RECORDS SHOWN -

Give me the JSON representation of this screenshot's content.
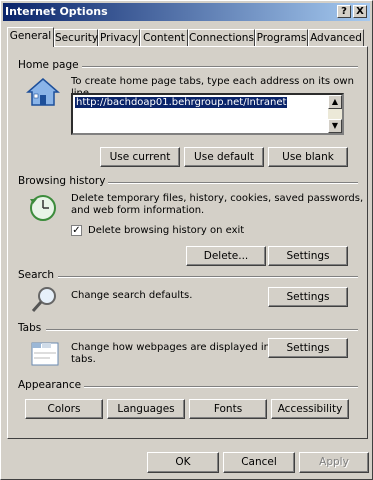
{
  "window": {
    "title": "Internet Options",
    "help_glyph": "?",
    "close_glyph": "X"
  },
  "tabs": [
    "General",
    "Security",
    "Privacy",
    "Content",
    "Connections",
    "Programs",
    "Advanced"
  ],
  "home_page": {
    "label": "Home page",
    "description": "To create home page tabs, type each address on its own line.",
    "url": "http://bachdoap01.behrgroup.net/Intranet",
    "buttons": {
      "use_current": "Use current",
      "use_default": "Use default",
      "use_blank": "Use blank"
    }
  },
  "browsing_history": {
    "label": "Browsing history",
    "description_line1": "Delete temporary files, history, cookies, saved passwords,",
    "description_line2": "and web form information.",
    "checkbox_label": "Delete browsing history on exit",
    "checkbox_checked": true,
    "check_glyph": "✓",
    "delete_button": "Delete...",
    "settings_button": "Settings"
  },
  "search": {
    "label": "Search",
    "description": "Change search defaults.",
    "settings_button": "Settings"
  },
  "tabs_section": {
    "label": "Tabs",
    "description_line1": "Change how webpages are displayed in",
    "description_line2": "tabs.",
    "settings_button": "Settings"
  },
  "appearance": {
    "label": "Appearance",
    "buttons": {
      "colors": "Colors",
      "languages": "Languages",
      "fonts": "Fonts",
      "accessibility": "Accessibility"
    }
  },
  "footer": {
    "ok": "OK",
    "cancel": "Cancel",
    "apply": "Apply"
  }
}
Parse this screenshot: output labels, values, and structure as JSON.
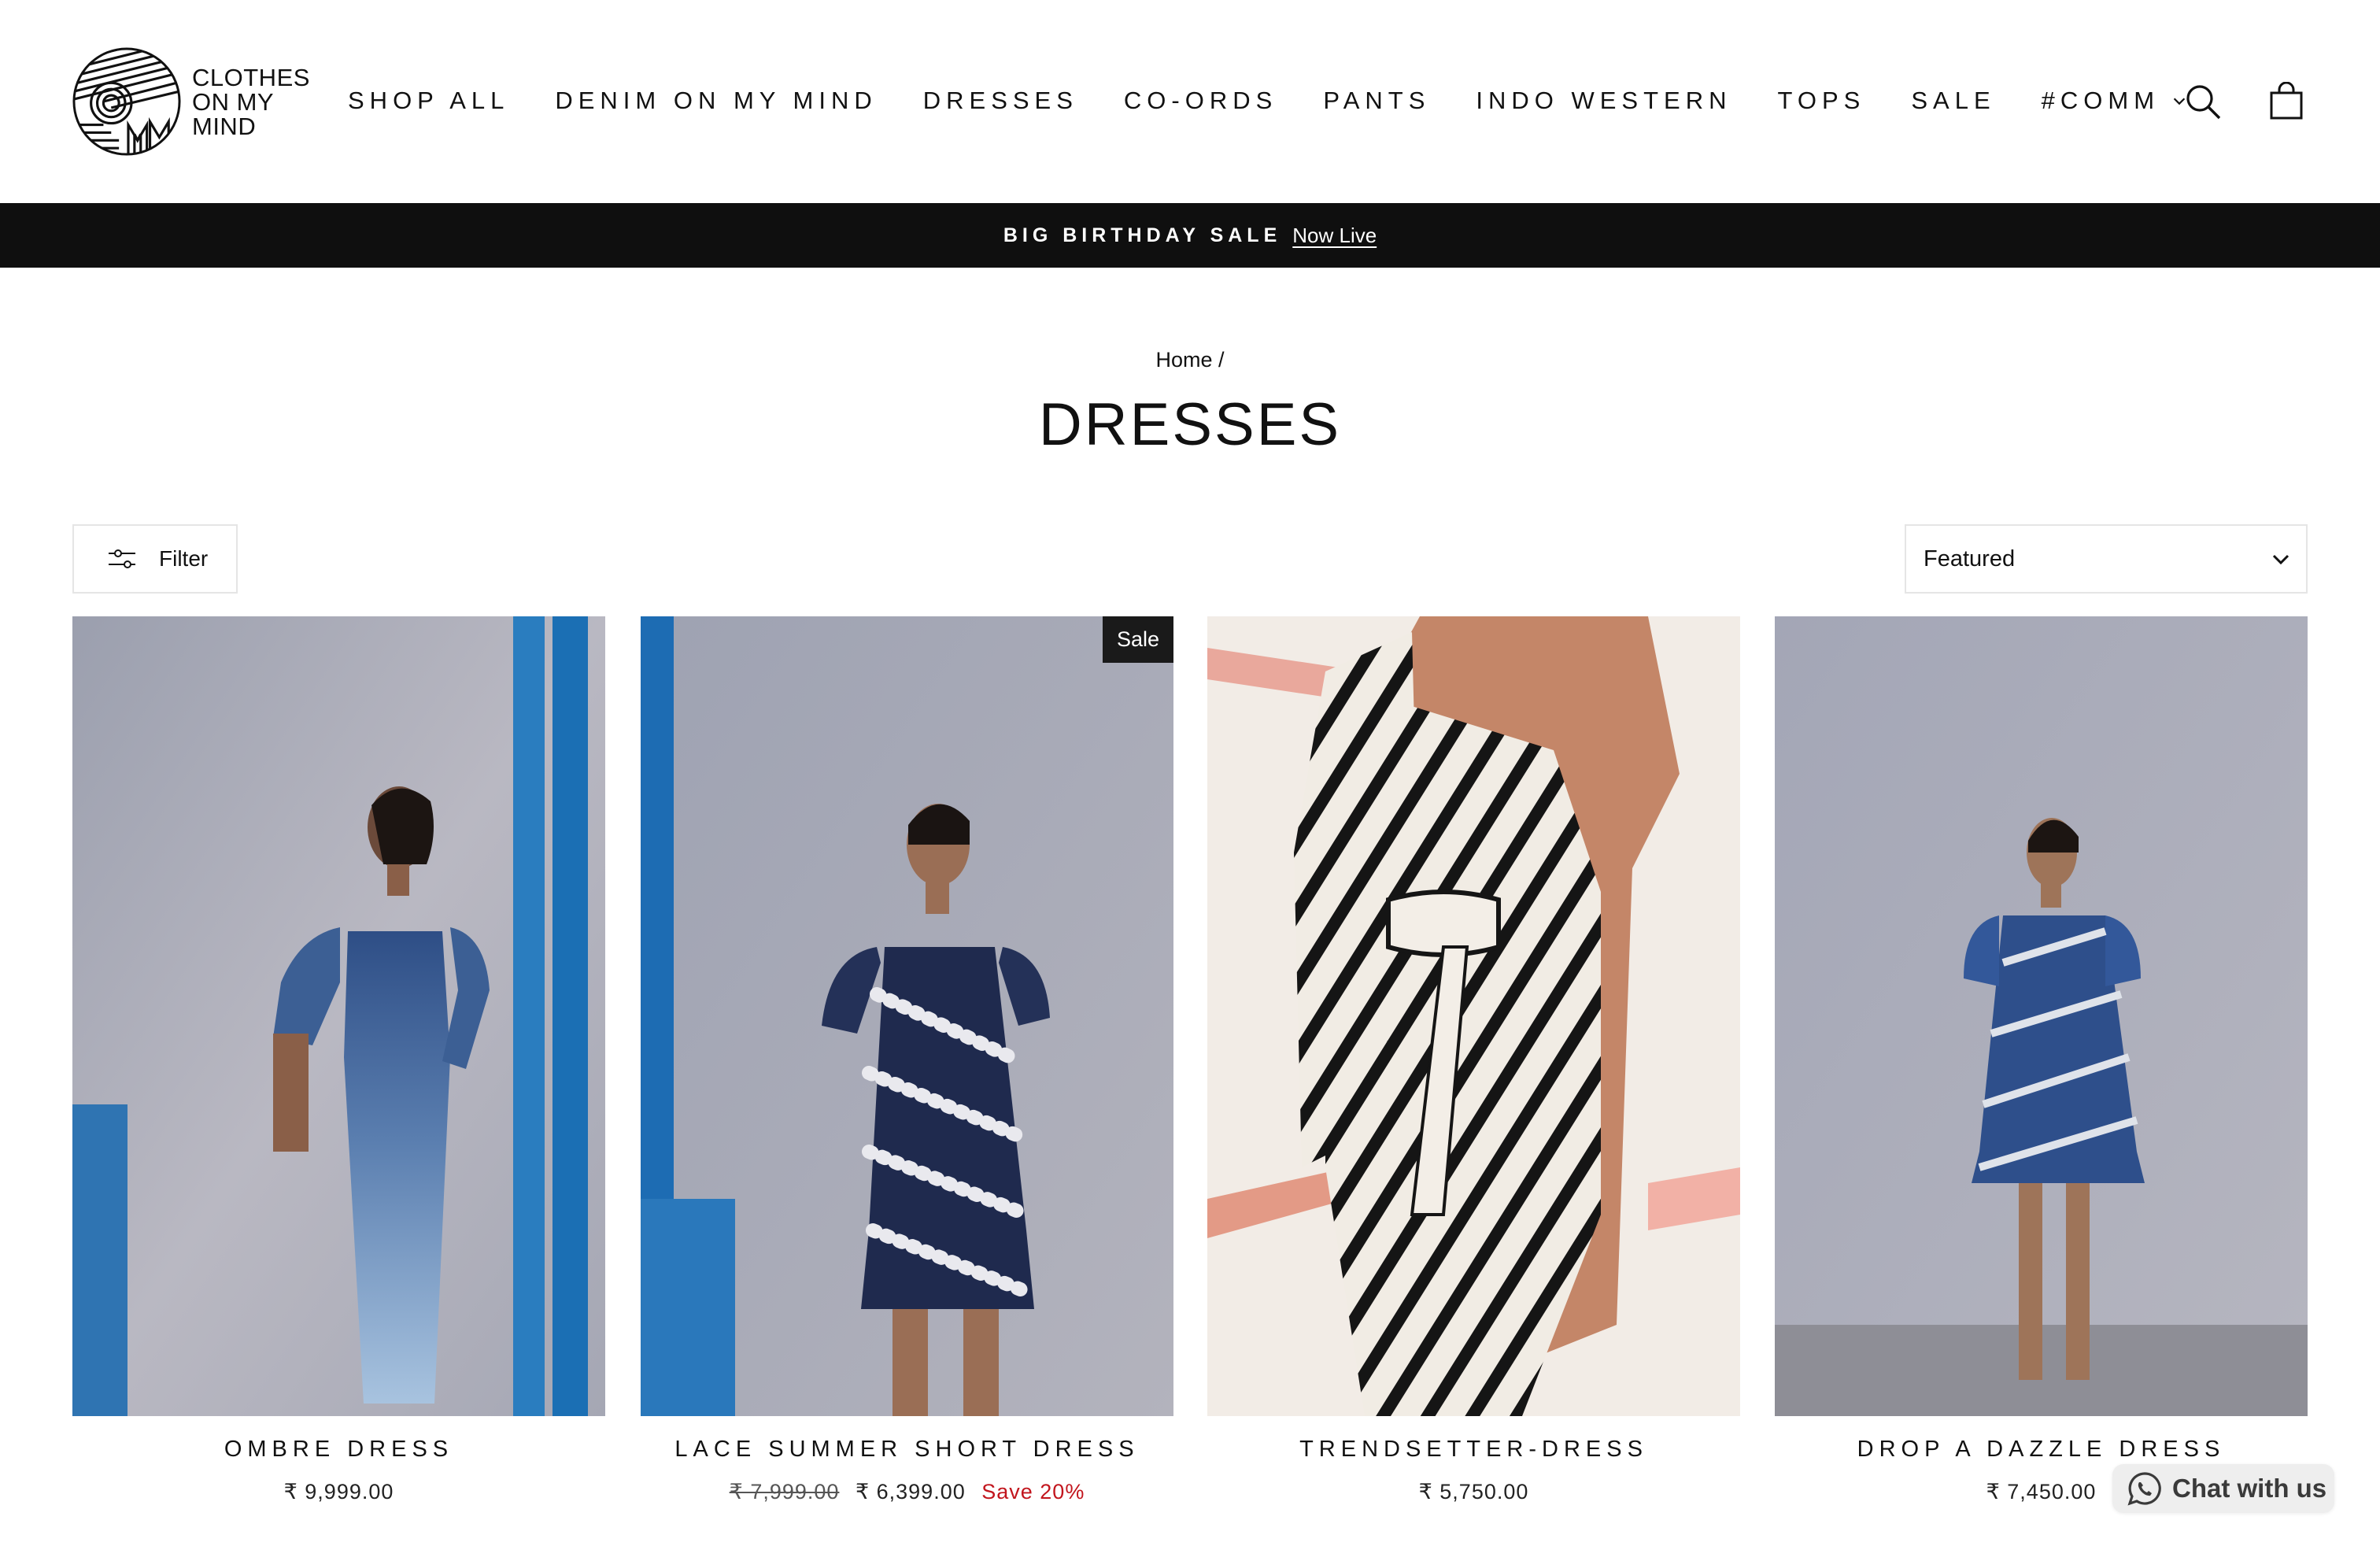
{
  "header": {
    "logo_lines": [
      "CLOTHES",
      "ON MY",
      "MIND"
    ],
    "nav": [
      {
        "label": "SHOP ALL"
      },
      {
        "label": "DENIM ON MY MIND"
      },
      {
        "label": "DRESSES"
      },
      {
        "label": "CO-ORDS"
      },
      {
        "label": "PANTS"
      },
      {
        "label": "INDO WESTERN"
      },
      {
        "label": "TOPS"
      },
      {
        "label": "SALE"
      },
      {
        "label": "#COMM"
      }
    ],
    "icons": {
      "search": "search-icon",
      "cart": "shopping-bag-icon"
    }
  },
  "announcement": {
    "strong": "BIG BIRTHDAY SALE",
    "link": "Now Live"
  },
  "breadcrumb": {
    "home": "Home",
    "separator": "/"
  },
  "collection": {
    "title": "DRESSES"
  },
  "controls": {
    "filter_label": "Filter",
    "sort_value": "Featured"
  },
  "products": [
    {
      "name": "OMBRE DRESS",
      "price": "₹ 9,999.00",
      "compare_price": "",
      "save": "",
      "badge": ""
    },
    {
      "name": "LACE SUMMER SHORT DRESS",
      "price": "₹ 6,399.00",
      "compare_price": "₹ 7,999.00",
      "save": "Save 20%",
      "badge": "Sale"
    },
    {
      "name": "TRENDSETTER-DRESS",
      "price": "₹ 5,750.00",
      "compare_price": "",
      "save": "",
      "badge": ""
    },
    {
      "name": "DROP A DAZZLE DRESS",
      "price": "₹ 7,450.00",
      "compare_price": "",
      "save": "",
      "badge": ""
    }
  ],
  "chat": {
    "label": "Chat with us",
    "icon": "whatsapp-icon"
  },
  "colors": {
    "announcement_bg": "#0f0f0f",
    "sale_text": "#c2151d",
    "badge_bg": "#1a1a1a",
    "chat_bg": "#eeeeee"
  }
}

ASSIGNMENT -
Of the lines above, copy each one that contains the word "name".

TASK RESPONSE -
      "name": "OMBRE DRESS",
      "name": "LACE SUMMER SHORT DRESS",
      "name": "TRENDSETTER-DRESS",
      "name": "DROP A DAZZLE DRESS",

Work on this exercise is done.